— RECORDS SHOWN —
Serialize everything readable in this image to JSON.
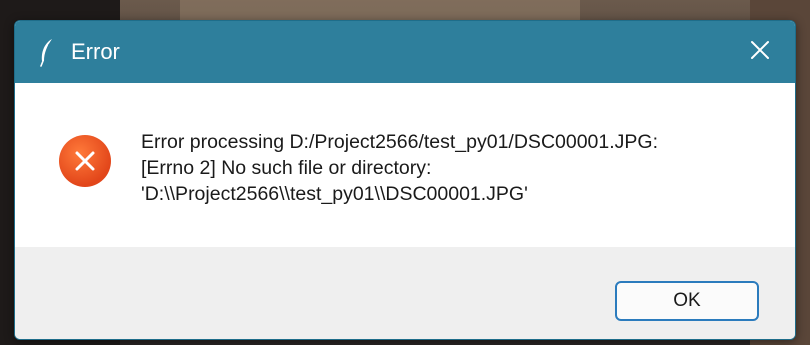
{
  "window": {
    "title": "Error",
    "icon": "feather-icon",
    "close_icon": "close-icon"
  },
  "message": {
    "icon": "error-x-circle-icon",
    "lines": [
      "Error processing D:/Project2566/test_py01/DSC00001.JPG:",
      "[Errno 2] No such file or directory:",
      "'D:\\\\Project2566\\\\test_py01\\\\DSC00001.JPG'"
    ]
  },
  "buttons": {
    "ok_label": "OK"
  },
  "colors": {
    "titlebar": "#2e7f9c",
    "error_icon": "#e8501e",
    "button_border": "#2b7bbd"
  }
}
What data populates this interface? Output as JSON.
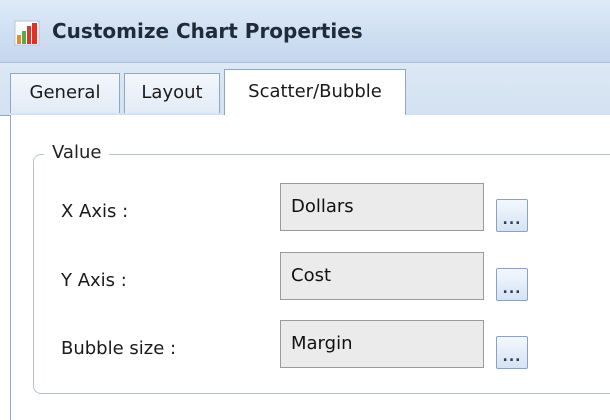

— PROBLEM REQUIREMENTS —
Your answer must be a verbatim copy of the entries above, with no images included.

— RESULT FOR THIS TASK —
Serialize everything readable in this image to JSON.
{
  "window": {
    "title": "Error",
    "icon": "feather-icon",
    "close_icon": "close-icon"
  },
  "message": {
    "icon": "error-x-circle-icon",
    "lines": [
      "Error processing D:/Project2566/test_py01/DSC00001.JPG:",
      "[Errno 2] No such file or directory:",
      "'D:\\\\Project2566\\\\test_py01\\\\DSC00001.JPG'"
    ]
  },
  "buttons": {
    "ok_label": "OK"
  },
  "colors": {
    "titlebar": "#2e7f9c",
    "error_icon": "#e8501e",
    "button_border": "#2b7bbd"
  }
}
What data populates this interface? Output as JSON.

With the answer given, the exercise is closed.